"Poet, journalist, letter-writer, critic, autobiographer, lecturer, folklorist, philosopher: when a man's genius is so amorphous and protean, how can any one biographer hope to encompass it? Yet, miraculously, in this first of two volumes, Richard Holmes has succeeded in doing so . . . His masterly book leaves one feeling that, if there were a single literary giant of the past, other than Shakespeare, whom one was permitted to meet, then Coleridge would be the choice."
—Francis King, Evening Standard (London)
"The best literary biography since Ellmann's Oscar Wilde."
—John Mortimer, Sunday Times (London)

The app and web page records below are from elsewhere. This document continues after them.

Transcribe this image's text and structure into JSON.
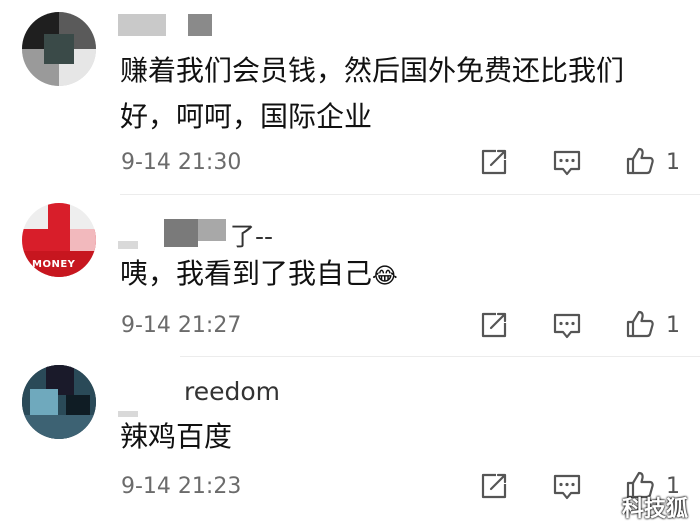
{
  "comments": [
    {
      "username": "",
      "text_line1": "赚着我们会员钱，然后国外免费还比我们",
      "text_line2": "好，呵呵，国际企业",
      "timestamp": "9-14 21:30",
      "likes": "1"
    },
    {
      "username": "了--",
      "text": "咦，我看到了我自己",
      "emoji": "😂",
      "timestamp": "9-14 21:27",
      "likes": "1",
      "avatar_text": "MONEY"
    },
    {
      "username": "reedom",
      "text": "辣鸡百度",
      "timestamp": "9-14 21:23",
      "likes": "1"
    }
  ],
  "watermark": "科技狐",
  "colors": {
    "meta": "#6b6b6b",
    "icon": "#555555",
    "avatar2_red": "#d81e2a"
  },
  "icons": {
    "forward": "share-square-icon",
    "reply": "comment-bubble-icon",
    "like": "thumbs-up-icon"
  }
}
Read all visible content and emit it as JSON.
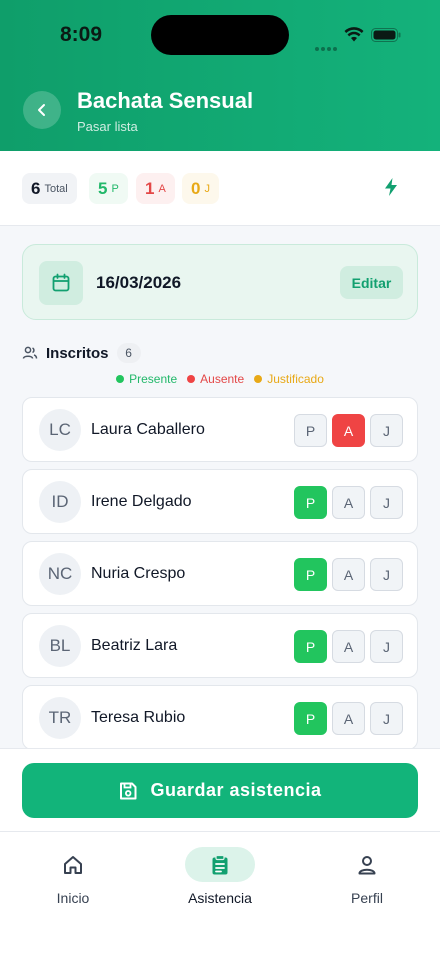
{
  "status": {
    "time": "8:09"
  },
  "header": {
    "title": "Bachata Sensual",
    "subtitle": "Pasar lista"
  },
  "stats": {
    "total": {
      "value": "6",
      "label": "Total"
    },
    "present": {
      "value": "5",
      "label": "P"
    },
    "absent": {
      "value": "1",
      "label": "A"
    },
    "justified": {
      "value": "0",
      "label": "J"
    }
  },
  "date_card": {
    "date": "16/03/2026",
    "edit_label": "Editar"
  },
  "enrolled": {
    "title": "Inscritos",
    "count": "6"
  },
  "legend": {
    "present": "Presente",
    "absent": "Ausente",
    "justified": "Justificado"
  },
  "buttons": {
    "p": "P",
    "a": "A",
    "j": "J"
  },
  "students": [
    {
      "initials": "LC",
      "name": "Laura Caballero",
      "status": "A"
    },
    {
      "initials": "ID",
      "name": "Irene Delgado",
      "status": "P"
    },
    {
      "initials": "NC",
      "name": "Nuria Crespo",
      "status": "P"
    },
    {
      "initials": "BL",
      "name": "Beatriz Lara",
      "status": "P"
    },
    {
      "initials": "TR",
      "name": "Teresa Rubio",
      "status": "P"
    }
  ],
  "save_label": "Guardar asistencia",
  "tabbar": {
    "home": "Inicio",
    "attendance": "Asistencia",
    "profile": "Perfil"
  },
  "colors": {
    "brand": "#12b47a",
    "present": "#22c55e",
    "absent": "#ef4444",
    "justified": "#e8a917"
  },
  "icons": [
    "back-arrow-icon",
    "bolt-icon",
    "calendar-icon",
    "users-icon",
    "save-icon",
    "home-icon",
    "clipboard-icon",
    "user-icon"
  ]
}
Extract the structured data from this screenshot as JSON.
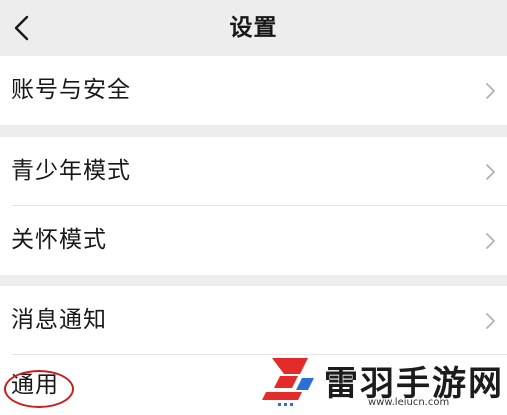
{
  "header": {
    "title": "设置",
    "back_icon": "chevron-left-icon"
  },
  "sections": [
    {
      "items": [
        {
          "label": "账号与安全"
        }
      ]
    },
    {
      "items": [
        {
          "label": "青少年模式"
        },
        {
          "label": "关怀模式"
        }
      ]
    },
    {
      "items": [
        {
          "label": "消息通知"
        },
        {
          "label": "通用"
        }
      ]
    }
  ],
  "row_chevron_icon": "chevron-right-icon",
  "highlight": {
    "target": "通用",
    "color": "#c81e1e"
  },
  "watermark": {
    "name": "雷羽手游网",
    "url": "www.leiucn.com",
    "logo_colors": [
      "#e52a2a",
      "#2b6fd6"
    ]
  },
  "colors": {
    "background": "#ededed",
    "row_background": "#ffffff",
    "text": "#181818",
    "chevron": "#b2b2b2"
  }
}
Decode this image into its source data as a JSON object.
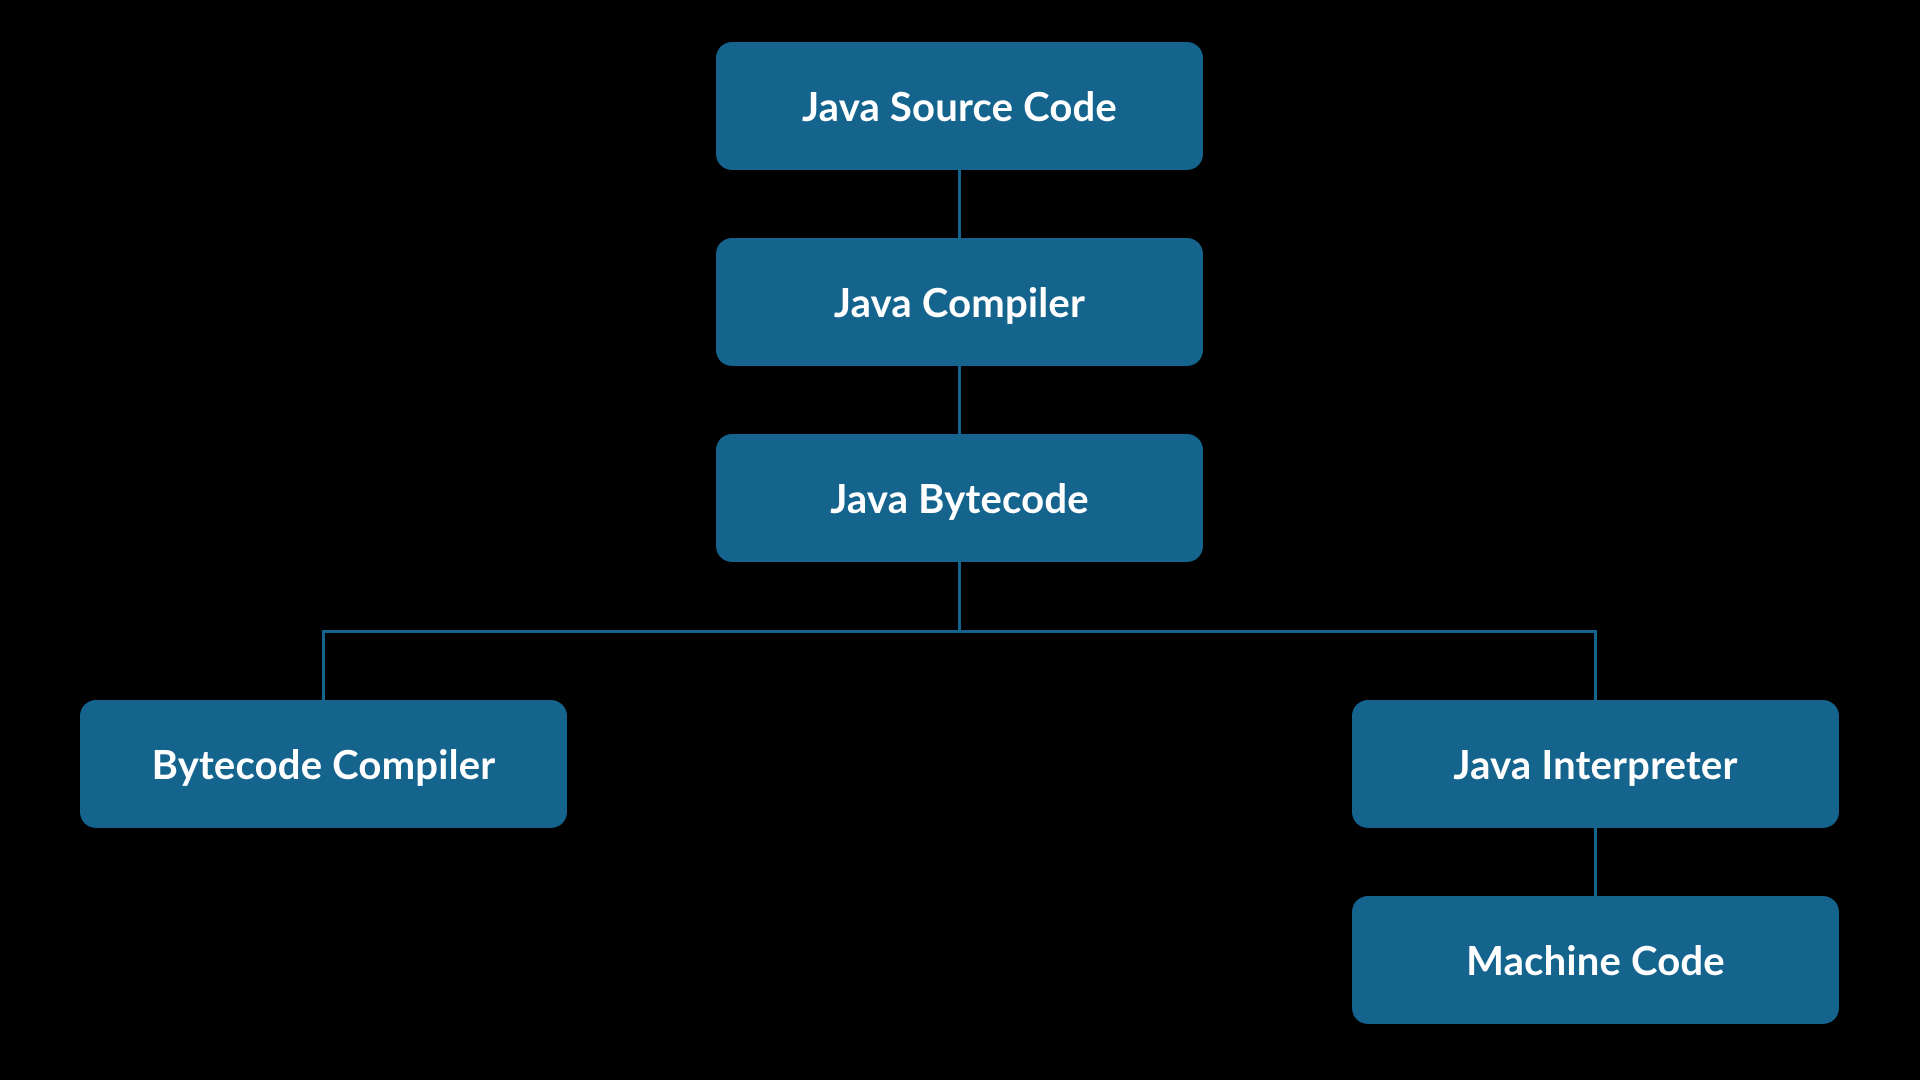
{
  "colors": {
    "background": "#000000",
    "node_fill": "#14648e",
    "node_text": "#ffffff",
    "connector": "#14648e"
  },
  "nodes": {
    "source": {
      "label": "Java Source Code"
    },
    "compiler": {
      "label": "Java Compiler"
    },
    "bytecode": {
      "label": "Java Bytecode"
    },
    "bcompiler": {
      "label": "Bytecode Compiler"
    },
    "interpreter": {
      "label": "Java Interpreter"
    },
    "machine": {
      "label": "Machine Code"
    }
  }
}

"Dazzling . . . Here is Coleridge, attractive and repellant, with all his seductive contradictions: the young man with his mountainous aspirations, his dreaminess . . . yammering poetry, pounding the turnpikes, dominating drawing-rooms; the foaming genius, messy with metaphysical secretions and uncontrollable speculations. Holmes has not merely reinterpreted Coleridge, he has re-created him, and his biography has the aura of fiction, the shimmer of an authentic portrait. [This is] a biography like few I have ever read."
—James Wood, The Guardian (London)